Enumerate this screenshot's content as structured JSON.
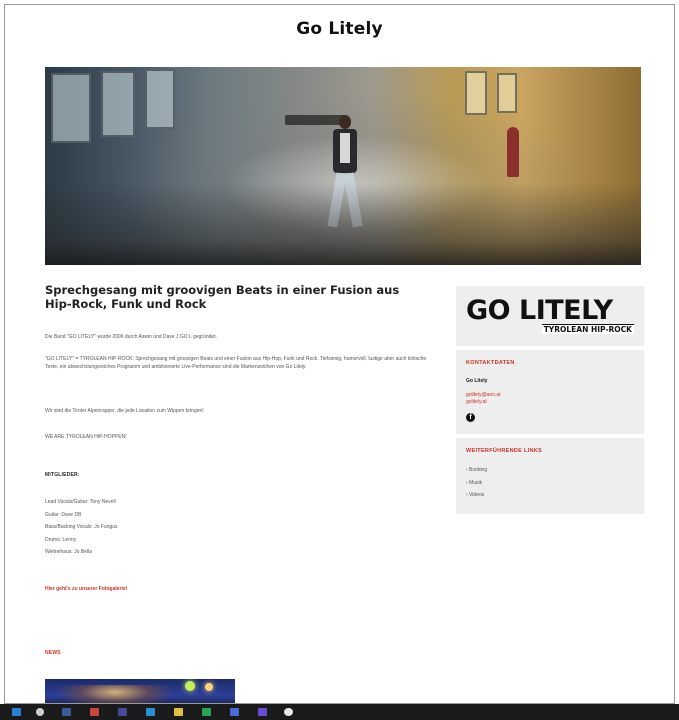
{
  "site": {
    "title": "Go Litely"
  },
  "hero": {
    "alt": "Band header image"
  },
  "main": {
    "heading": "Sprechgesang mit groovigen Beats in einer Fusion aus Hip-Rock, Funk und Rock",
    "paragraphs": [
      "Die Band \"GO LITELY\" wurde 2006 durch Aswin und Dave J GO L gegründet.",
      "\"GO LITELY\" = TYROLEAN HIP-ROCK: Sprechgesang mit groovigen Beats und einer Fusion aus Hip-Hop, Funk und Rock. Tiefsinnig, humorvoll, lustige aber auch kritische Texte, ein abwechslungsreiches Programm und ambitionierte Live-Performance sind die Markenzeichen von Go Litely.",
      "Wir sind die Tiroler Alpenrapper, die jede Location zum Wippen bringen!",
      "WE ARE TYROLEAN HIP-HOPPEN!"
    ],
    "members_title": "MITGLIEDER:",
    "members": [
      "Lead Vocals/Guitar: Tony Nevell",
      "Guitar: Dave DB",
      "Bass/Backing Vocals: Jo Fungus",
      "Drums: Lenny",
      "Weltreihaus: Jo Bella"
    ],
    "recap_link": "Hier geht's zu unserer Fotogalerie!",
    "news_title": "NEWS"
  },
  "sidebar": {
    "logo_text": "GO LITELY",
    "logo_sub": "TYROLEAN HIP-ROCK",
    "contact_title": "KONTAKTDATEN",
    "contact_name": "Go Litely",
    "contact_email": "golitely@aon.at",
    "contact_web": "golitely.at",
    "facebook_icon": "facebook-icon",
    "links_title": "WEITERFÜHRENDE LINKS",
    "links": [
      "› Booking",
      "› Musik",
      "› Videos"
    ]
  },
  "taskbar": {
    "icons": [
      "windows-start-icon",
      "search-icon",
      "file-explorer-icon",
      "app-icon",
      "app-icon",
      "app-icon",
      "app-icon",
      "app-icon",
      "app-icon",
      "app-icon",
      "chrome-icon"
    ]
  }
}
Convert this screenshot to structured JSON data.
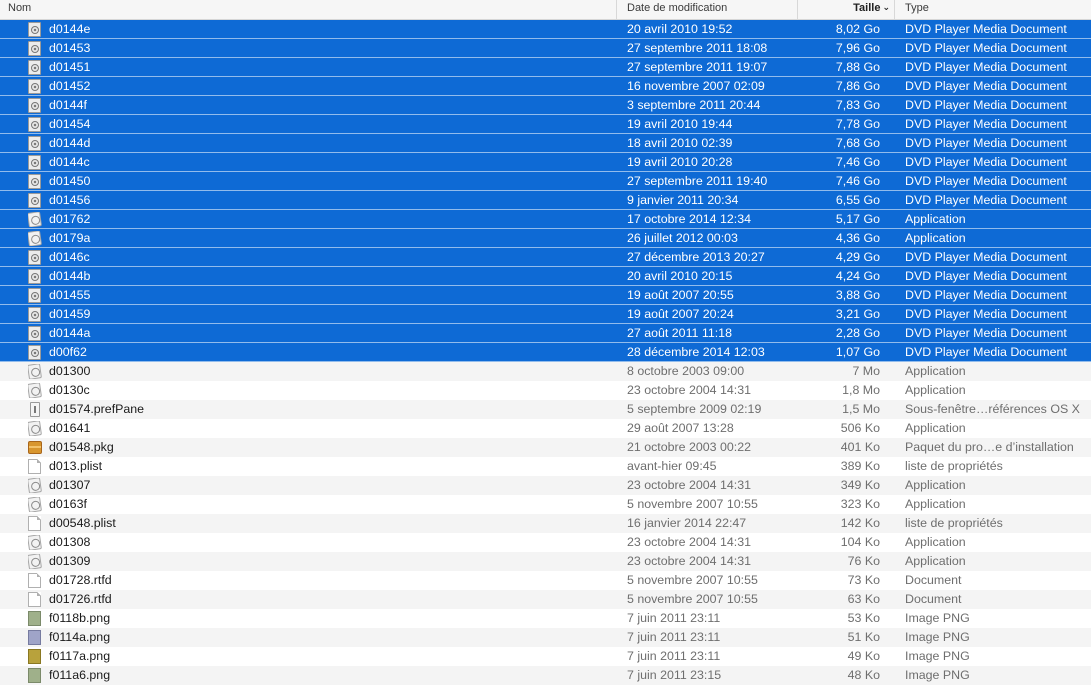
{
  "columns": {
    "name": "Nom",
    "date": "Date de modification",
    "size": "Taille",
    "type": "Type"
  },
  "sort_indicator": "chevron-down-icon",
  "accent_color": "#0e6ad5",
  "rows": [
    {
      "name": "d0144e",
      "date": "20 avril 2010 19:52",
      "size": "8,02 Go",
      "type": "DVD Player Media Document",
      "icon": "dvd-document-icon",
      "selected": true
    },
    {
      "name": "d01453",
      "date": "27 septembre 2011 18:08",
      "size": "7,96 Go",
      "type": "DVD Player Media Document",
      "icon": "dvd-document-icon",
      "selected": true
    },
    {
      "name": "d01451",
      "date": "27 septembre 2011 19:07",
      "size": "7,88 Go",
      "type": "DVD Player Media Document",
      "icon": "dvd-document-icon",
      "selected": true
    },
    {
      "name": "d01452",
      "date": "16 novembre 2007 02:09",
      "size": "7,86 Go",
      "type": "DVD Player Media Document",
      "icon": "dvd-document-icon",
      "selected": true
    },
    {
      "name": "d0144f",
      "date": "3 septembre 2011 20:44",
      "size": "7,83 Go",
      "type": "DVD Player Media Document",
      "icon": "dvd-document-icon",
      "selected": true
    },
    {
      "name": "d01454",
      "date": "19 avril 2010 19:44",
      "size": "7,78 Go",
      "type": "DVD Player Media Document",
      "icon": "dvd-document-icon",
      "selected": true
    },
    {
      "name": "d0144d",
      "date": "18 avril 2010 02:39",
      "size": "7,68 Go",
      "type": "DVD Player Media Document",
      "icon": "dvd-document-icon",
      "selected": true
    },
    {
      "name": "d0144c",
      "date": "19 avril 2010 20:28",
      "size": "7,46 Go",
      "type": "DVD Player Media Document",
      "icon": "dvd-document-icon",
      "selected": true
    },
    {
      "name": "d01450",
      "date": "27 septembre 2011 19:40",
      "size": "7,46 Go",
      "type": "DVD Player Media Document",
      "icon": "dvd-document-icon",
      "selected": true
    },
    {
      "name": "d01456",
      "date": "9 janvier 2011 20:34",
      "size": "6,55 Go",
      "type": "DVD Player Media Document",
      "icon": "dvd-document-icon",
      "selected": true
    },
    {
      "name": "d01762",
      "date": "17 octobre 2014 12:34",
      "size": "5,17 Go",
      "type": "Application",
      "icon": "application-icon",
      "selected": true
    },
    {
      "name": "d0179a",
      "date": "26 juillet 2012 00:03",
      "size": "4,36 Go",
      "type": "Application",
      "icon": "application-icon",
      "selected": true
    },
    {
      "name": "d0146c",
      "date": "27 décembre 2013 20:27",
      "size": "4,29 Go",
      "type": "DVD Player Media Document",
      "icon": "dvd-document-icon",
      "selected": true
    },
    {
      "name": "d0144b",
      "date": "20 avril 2010 20:15",
      "size": "4,24 Go",
      "type": "DVD Player Media Document",
      "icon": "dvd-document-icon",
      "selected": true
    },
    {
      "name": "d01455",
      "date": "19 août 2007 20:55",
      "size": "3,88 Go",
      "type": "DVD Player Media Document",
      "icon": "dvd-document-icon",
      "selected": true
    },
    {
      "name": "d01459",
      "date": "19 août 2007 20:24",
      "size": "3,21 Go",
      "type": "DVD Player Media Document",
      "icon": "dvd-document-icon",
      "selected": true
    },
    {
      "name": "d0144a",
      "date": "27 août 2011 11:18",
      "size": "2,28 Go",
      "type": "DVD Player Media Document",
      "icon": "dvd-document-icon",
      "selected": true
    },
    {
      "name": "d00f62",
      "date": "28 décembre 2014 12:03",
      "size": "1,07 Go",
      "type": "DVD Player Media Document",
      "icon": "dvd-document-icon",
      "selected": true
    },
    {
      "name": "d01300",
      "date": "8 octobre 2003 09:00",
      "size": "7 Mo",
      "type": "Application",
      "icon": "application-icon",
      "selected": false
    },
    {
      "name": "d0130c",
      "date": "23 octobre 2004 14:31",
      "size": "1,8 Mo",
      "type": "Application",
      "icon": "application-icon",
      "selected": false
    },
    {
      "name": "d01574.prefPane",
      "date": "5 septembre 2009 02:19",
      "size": "1,5 Mo",
      "type": "Sous-fenêtre…références OS X",
      "icon": "preference-pane-icon",
      "selected": false
    },
    {
      "name": "d01641",
      "date": "29 août 2007 13:28",
      "size": "506 Ko",
      "type": "Application",
      "icon": "application-icon",
      "selected": false
    },
    {
      "name": "d01548.pkg",
      "date": "21 octobre 2003 00:22",
      "size": "401 Ko",
      "type": "Paquet du pro…e d’installation",
      "icon": "package-icon",
      "selected": false
    },
    {
      "name": "d013.plist",
      "date": "avant-hier 09:45",
      "size": "389 Ko",
      "type": "liste de propriétés",
      "icon": "document-icon",
      "selected": false
    },
    {
      "name": "d01307",
      "date": "23 octobre 2004 14:31",
      "size": "349 Ko",
      "type": "Application",
      "icon": "application-icon",
      "selected": false
    },
    {
      "name": "d0163f",
      "date": "5 novembre 2007 10:55",
      "size": "323 Ko",
      "type": "Application",
      "icon": "application-icon",
      "selected": false
    },
    {
      "name": "d00548.plist",
      "date": "16 janvier 2014 22:47",
      "size": "142 Ko",
      "type": "liste de propriétés",
      "icon": "document-icon",
      "selected": false
    },
    {
      "name": "d01308",
      "date": "23 octobre 2004 14:31",
      "size": "104 Ko",
      "type": "Application",
      "icon": "application-icon",
      "selected": false
    },
    {
      "name": "d01309",
      "date": "23 octobre 2004 14:31",
      "size": "76 Ko",
      "type": "Application",
      "icon": "application-icon",
      "selected": false
    },
    {
      "name": "d01728.rtfd",
      "date": "5 novembre 2007 10:55",
      "size": "73 Ko",
      "type": "Document",
      "icon": "document-icon",
      "selected": false
    },
    {
      "name": "d01726.rtfd",
      "date": "5 novembre 2007 10:55",
      "size": "63 Ko",
      "type": "Document",
      "icon": "document-icon",
      "selected": false
    },
    {
      "name": "f0118b.png",
      "date": "7 juin 2011 23:11",
      "size": "53 Ko",
      "type": "Image PNG",
      "icon": "png-image-icon",
      "selected": false
    },
    {
      "name": "f0114a.png",
      "date": "7 juin 2011 23:11",
      "size": "51 Ko",
      "type": "Image PNG",
      "icon": "png-image-icon",
      "selected": false
    },
    {
      "name": "f0117a.png",
      "date": "7 juin 2011 23:11",
      "size": "49 Ko",
      "type": "Image PNG",
      "icon": "png-image-icon",
      "selected": false
    },
    {
      "name": "f011a6.png",
      "date": "7 juin 2011 23:15",
      "size": "48 Ko",
      "type": "Image PNG",
      "icon": "png-image-icon",
      "selected": false
    }
  ]
}
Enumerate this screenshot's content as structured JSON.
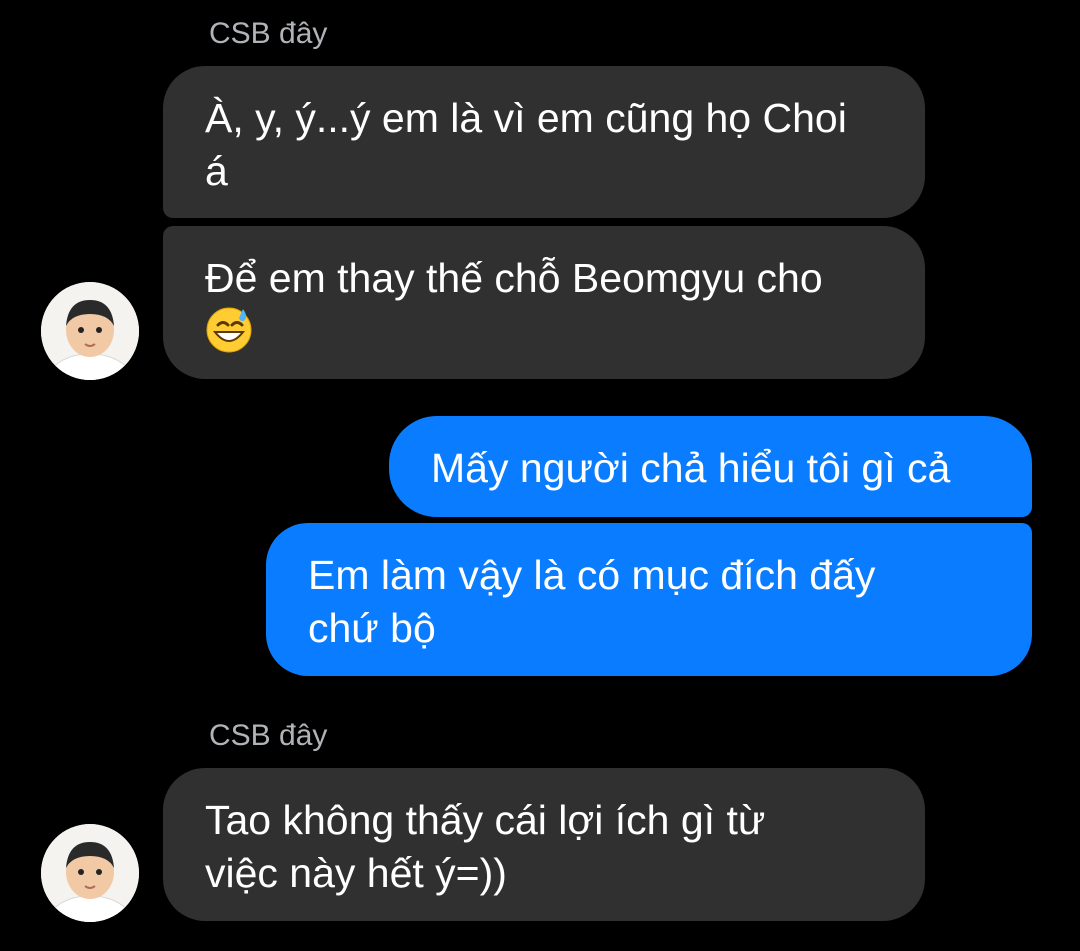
{
  "chat": {
    "groups": [
      {
        "sender": "CSB đây",
        "messages": [
          {
            "lines": [
              "À, y, ý...ý em là vì em cũng họ Choi",
              "á"
            ]
          },
          {
            "lines": [
              "Để em thay thế chỗ Beomgyu cho"
            ],
            "emoji": "grinning-sweat-icon"
          }
        ]
      },
      {
        "sender": "me",
        "messages": [
          {
            "lines": [
              "Mấy người chả hiểu tôi gì cả"
            ]
          },
          {
            "lines": [
              "Em làm vậy là có mục đích đấy",
              "chứ bộ"
            ]
          }
        ]
      },
      {
        "sender": "CSB đây",
        "messages": [
          {
            "lines": [
              "Tao không thấy cái lợi ích gì từ",
              "việc này hết ý=))"
            ]
          }
        ]
      }
    ]
  },
  "colors": {
    "background": "#000000",
    "incoming_bubble": "#303030",
    "outgoing_bubble": "#0a7cff",
    "sender_name": "#b0b3b8"
  }
}
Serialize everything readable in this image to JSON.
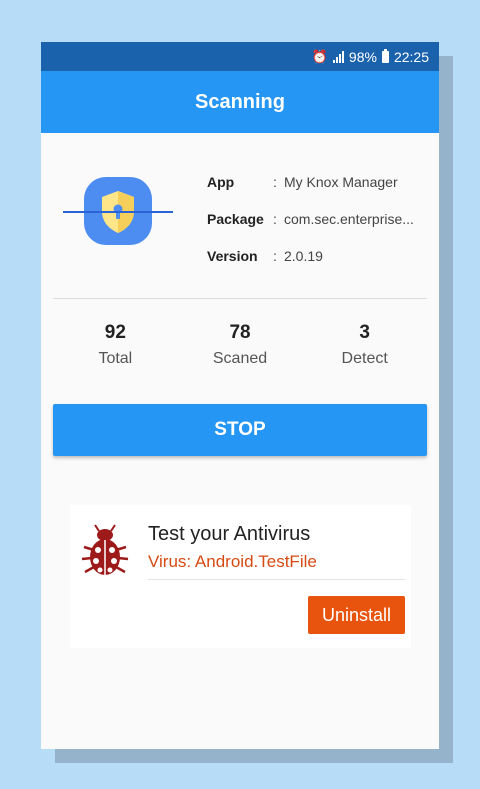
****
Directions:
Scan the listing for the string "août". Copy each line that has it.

Answer to this task:
      "date": "19 août 2007 20:55",
      "date": "19 août 2007 20:24",
      "date": "27 août 2011 11:18",
      "date": "29 août 2007 13:28",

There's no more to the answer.